Tags#mentalhealth abuse addiction alcohol body image boyfriend bullying college contest contraceptives cooking cyber bullying dating depression domestic violence drugs exercise family fitness friends future girlfriend grief healthy holidays hygiene leadership LGBTQ love money nutrition parents peer pressure relationships safety school self-esteem sex sports STIs stress suicide teen pregnancy tobacco volunteering
Posted By iamincontrol | July 1, 2014
- We’re a super tight group and only hang out with each other. (0%)
- I have a main friend group, but I have other friends too. (66%)
- I float between lots of groups. (33%)
- We don’t have friend groups at my school – everyone hangs together. (0%)
Sometimes when you are friends with more than one group, it can be hard to juggle being part of both. Lexia shares her story below about how she brought two friend groups together to solve that issue.

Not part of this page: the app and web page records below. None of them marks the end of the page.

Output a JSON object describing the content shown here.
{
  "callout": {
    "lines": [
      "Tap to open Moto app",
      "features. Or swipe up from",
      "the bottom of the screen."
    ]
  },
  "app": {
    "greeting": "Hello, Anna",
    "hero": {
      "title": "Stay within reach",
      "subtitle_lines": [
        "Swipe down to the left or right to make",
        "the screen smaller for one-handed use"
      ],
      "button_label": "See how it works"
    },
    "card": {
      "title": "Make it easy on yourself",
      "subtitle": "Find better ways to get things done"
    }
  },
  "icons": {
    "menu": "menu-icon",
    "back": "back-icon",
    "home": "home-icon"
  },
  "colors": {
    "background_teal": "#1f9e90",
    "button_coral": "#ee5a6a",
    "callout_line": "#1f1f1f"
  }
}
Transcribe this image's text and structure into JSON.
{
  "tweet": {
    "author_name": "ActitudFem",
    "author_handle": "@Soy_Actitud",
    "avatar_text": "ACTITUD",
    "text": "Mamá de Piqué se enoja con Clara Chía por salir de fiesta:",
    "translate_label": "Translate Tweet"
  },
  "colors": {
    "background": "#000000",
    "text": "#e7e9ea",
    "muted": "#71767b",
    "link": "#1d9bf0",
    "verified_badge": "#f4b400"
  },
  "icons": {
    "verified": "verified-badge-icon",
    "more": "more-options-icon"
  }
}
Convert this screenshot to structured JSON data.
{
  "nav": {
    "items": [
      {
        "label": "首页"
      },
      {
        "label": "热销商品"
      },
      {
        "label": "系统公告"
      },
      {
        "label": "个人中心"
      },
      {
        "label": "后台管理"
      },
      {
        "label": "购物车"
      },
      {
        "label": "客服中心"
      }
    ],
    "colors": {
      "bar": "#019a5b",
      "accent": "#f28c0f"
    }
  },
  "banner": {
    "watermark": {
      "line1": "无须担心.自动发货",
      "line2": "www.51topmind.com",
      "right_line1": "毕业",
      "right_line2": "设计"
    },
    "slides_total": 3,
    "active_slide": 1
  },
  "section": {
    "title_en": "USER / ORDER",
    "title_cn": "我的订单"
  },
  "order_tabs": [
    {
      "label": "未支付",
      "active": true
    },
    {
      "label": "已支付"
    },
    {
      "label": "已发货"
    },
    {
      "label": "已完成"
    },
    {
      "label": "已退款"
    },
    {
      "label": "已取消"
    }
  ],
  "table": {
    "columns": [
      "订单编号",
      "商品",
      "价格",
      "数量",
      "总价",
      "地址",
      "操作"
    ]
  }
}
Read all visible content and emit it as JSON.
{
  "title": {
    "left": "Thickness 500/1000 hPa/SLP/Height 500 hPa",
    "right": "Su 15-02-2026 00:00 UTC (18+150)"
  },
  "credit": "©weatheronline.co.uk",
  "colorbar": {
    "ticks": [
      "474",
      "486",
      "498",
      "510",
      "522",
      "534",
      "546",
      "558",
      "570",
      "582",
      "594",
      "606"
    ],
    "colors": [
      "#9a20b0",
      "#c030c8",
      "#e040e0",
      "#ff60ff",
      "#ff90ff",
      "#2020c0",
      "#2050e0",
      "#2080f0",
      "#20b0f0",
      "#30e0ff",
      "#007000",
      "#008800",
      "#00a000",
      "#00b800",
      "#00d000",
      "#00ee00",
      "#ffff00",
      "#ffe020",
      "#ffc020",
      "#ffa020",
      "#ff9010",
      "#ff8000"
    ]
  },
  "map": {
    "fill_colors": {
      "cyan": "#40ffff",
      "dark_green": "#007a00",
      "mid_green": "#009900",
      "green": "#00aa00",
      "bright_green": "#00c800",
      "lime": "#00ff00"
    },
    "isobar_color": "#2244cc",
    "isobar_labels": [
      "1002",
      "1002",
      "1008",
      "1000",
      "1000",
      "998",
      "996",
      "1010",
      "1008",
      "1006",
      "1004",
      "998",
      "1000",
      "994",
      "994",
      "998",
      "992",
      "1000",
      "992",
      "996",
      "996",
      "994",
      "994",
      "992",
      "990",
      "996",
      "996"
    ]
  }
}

When I was in 7th grade, my parents sat my brothers and me down in the living room and told us news that would change our lives forever – we were moving. Not just to another town or state, but to a different country! I was incredibly excited for a new experience, but I was also TERRIFIED! How was I supposed to start over and make new friends? I had seen all the movies about the new girl in town, who eventually finds her place amongst all the other kids in school, but this was real life. I wasn’t an actress in a movie.
Eventually the day came, and we boarded the plane for Belgium. I was now the newest member of an international school there. On my first day, I was approached by two different girls who wanted me to join their group of friends. The problem: those two girls didn’t belong to the same group. In fact, there were two “cliques” of girls in my grade that didn’t get along with each other. How was I supposed to pick which group to join?! Each group of girls had their strengths and weaknesses, but I didn’t understand why we couldn’t all just be friends.
I began hanging out with both groups, flipping back and forth on what group I was in that day. It was hard to manage both groups of friends. Eventually, it seemed like they wanted me to make a decision, but I couldn’t do it. I liked the girls in both groups and didn’t want to be a part of a petty competition. So what did I do? I stuck to my guns and refused to pick a side. I realized that this meant that I might lose my friends in both groups, but I knew that it was the right thing to do. What ended up happening after that was a pleasant surprise.
By reaching out to the girls in both groups, I was able to build friendships and bring the two groups together. The girls eventually began to realize they all had things in common and that trying to be the most popular wasn’t really worth it. Middle school and high school can be challenging as kids fight for their popularity and feel the need to fit in. Sometimes, it takes a person standing out to bring everyone together. My next two years at that school were amazing, and I was able to meet people from all over the world. I am so glad I made the choice to bring people together instead of picking a side.